Word Label Group
Release Date: June 11th 2021
Reviewed by: Jonathan Andre
- Come What May
We are Messengers are a band that are the unassuming type- not much of a grandiose presence on social media, no song that charts real high on the Billboard charts, basically a band that has been ‘there’ since their inception in 2016, and their self titled album that brought with it songs like ‘Point to You’, ‘Magnify’ and ‘Everything Comes Alive’. Lead singer Darren Mulligan and the rest of the band have crafted a music career full of hope and honesty, as we see, in my opinion, one of the most underrated new-ish bands to ever emerge into the spotlight within the last few years. Originally from across the pond (Ireland), Darren, his wife and family moved from Ireland to come over the U.S., and what eventuated from there was a band that is by far one of the most interesting and heartfelt to have occurred within the last few years. Fast-forward to 2019, and Darren and co. unveiled to us Honest EP, a follow-up to their critically acclaimed self-titled debut album in 2016. On the EP was the song ‘Maybe It’s OK’; arguably one of the most emotive and vulnerable songs I’ve ever heard in a long, long time. In 2020, the band unveiled to us their second full-length album in Power (of which ‘Maybe It’s OK’ is a part of), alongside other standout songs like ‘Love’, ‘Power’ and ‘Never Stop Singing’. Standing at 12 tracks long, the long wait from fans of this Irish American group was certainly worth it- with the band creating a musical atmosphere not dissimilar to something that Rend Collective or Delirious? would do…and that is a very, very good thing. Fast-forward even another year to 2021, and we see yet another offering from the band- this time it’s ‘Come What May’, a song that could potentially serve as the first glimpses into a brand-new album in the works, or maybe could just be a standalone single on its own.
‘Come What May’ is a song that ticks all the right boxes. It has soaring harmonies and a great melodic hook. It has Darren’s trademark Irish accent coming through in the song, as well as the song itself being one of triumphing over whatever comes our way. And titling the track ‘come what may’ is indeed a reminder of our own need to keep watch, stay vigilant and be prepared about whatever comes our way in life, and to stand firm on the promises God has made for us. But the song in general? Not as memorable as I wanted it to be, nor is the song as catchy as other tracks like ‘Everything Comes Alive’ or ‘Maybe It’s Ok’. I wasn’t as engaged in the song as I probably wanted, nor did I even want to be excited about whatever comes next from the band, if this song ‘Come What May’ is any indication of what is coming next. No, the song isn’t bad, by any means. It’s just that for me, it didn’t ‘grab’ me as much as I thought it could’ve.

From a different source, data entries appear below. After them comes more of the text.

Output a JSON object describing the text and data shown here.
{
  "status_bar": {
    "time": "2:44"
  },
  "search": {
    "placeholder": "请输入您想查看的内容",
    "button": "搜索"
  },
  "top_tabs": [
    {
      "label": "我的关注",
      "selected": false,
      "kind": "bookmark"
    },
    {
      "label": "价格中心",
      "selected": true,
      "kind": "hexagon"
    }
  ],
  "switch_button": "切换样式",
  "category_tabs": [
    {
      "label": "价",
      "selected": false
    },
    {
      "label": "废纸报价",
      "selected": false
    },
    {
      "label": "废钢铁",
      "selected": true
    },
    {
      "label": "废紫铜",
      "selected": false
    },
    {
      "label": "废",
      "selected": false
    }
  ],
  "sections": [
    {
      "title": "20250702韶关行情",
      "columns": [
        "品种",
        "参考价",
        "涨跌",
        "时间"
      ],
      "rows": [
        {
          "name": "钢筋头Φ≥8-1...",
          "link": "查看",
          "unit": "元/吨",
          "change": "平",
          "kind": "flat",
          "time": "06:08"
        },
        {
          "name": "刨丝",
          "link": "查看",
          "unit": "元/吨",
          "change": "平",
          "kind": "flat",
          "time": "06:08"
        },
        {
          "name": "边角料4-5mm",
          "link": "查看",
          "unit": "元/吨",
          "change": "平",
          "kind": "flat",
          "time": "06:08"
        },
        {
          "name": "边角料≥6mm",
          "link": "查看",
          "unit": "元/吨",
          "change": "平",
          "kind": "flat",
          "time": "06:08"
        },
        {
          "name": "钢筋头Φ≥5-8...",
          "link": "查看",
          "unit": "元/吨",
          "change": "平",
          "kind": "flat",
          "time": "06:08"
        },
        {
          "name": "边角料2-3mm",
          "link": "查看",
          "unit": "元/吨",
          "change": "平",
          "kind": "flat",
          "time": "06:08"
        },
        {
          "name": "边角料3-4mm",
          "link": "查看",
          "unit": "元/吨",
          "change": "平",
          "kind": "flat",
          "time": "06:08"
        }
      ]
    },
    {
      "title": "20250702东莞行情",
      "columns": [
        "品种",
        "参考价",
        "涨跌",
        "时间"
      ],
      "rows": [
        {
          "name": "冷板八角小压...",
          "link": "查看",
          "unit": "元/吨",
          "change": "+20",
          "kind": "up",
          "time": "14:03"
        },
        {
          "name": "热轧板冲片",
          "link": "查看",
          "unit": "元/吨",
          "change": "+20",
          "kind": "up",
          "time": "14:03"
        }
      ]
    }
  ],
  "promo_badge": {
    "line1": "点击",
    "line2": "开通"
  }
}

‘Come What May’, being the first single, the band has done that could potentially be part of album #3, seems to be paling in comparison to ‘Maybe It’s Ok’ and ‘Everything Comes Alive’- the first singles from Power and We Are Messengers respectively. And though I’m sure Darren has placed his heart and soul into ‘Come What May’, for me it wasn’t as inviting, second time around. First time is good though, you’re exploring a new song, and regardless of the quality, a new song is always intriguing. But hearing it again and again, you’re not as excited as you were before…which is exactly what I felt when I heard ‘Come What May’ the second time. For the band can still still produce albums just as engaging and poignant as any other, even if their current single isn’t as engaging. Though not as popular as other bands like Tenth Avenue North and Switchfoot; Darren and co. have nevertheless presented a song that may not be first choice-listening to me; but can still impact someone else. Regardless of how I feel, “Come What May’ nevertheless is an indication to what album #3 could look like, and maybe, just maybe, more songs that drop throughout the rest of the year, can be more exciting than this track.
RIYL: Delirious?, Philippa Hanna, Rend Collective, Tenth Avenue North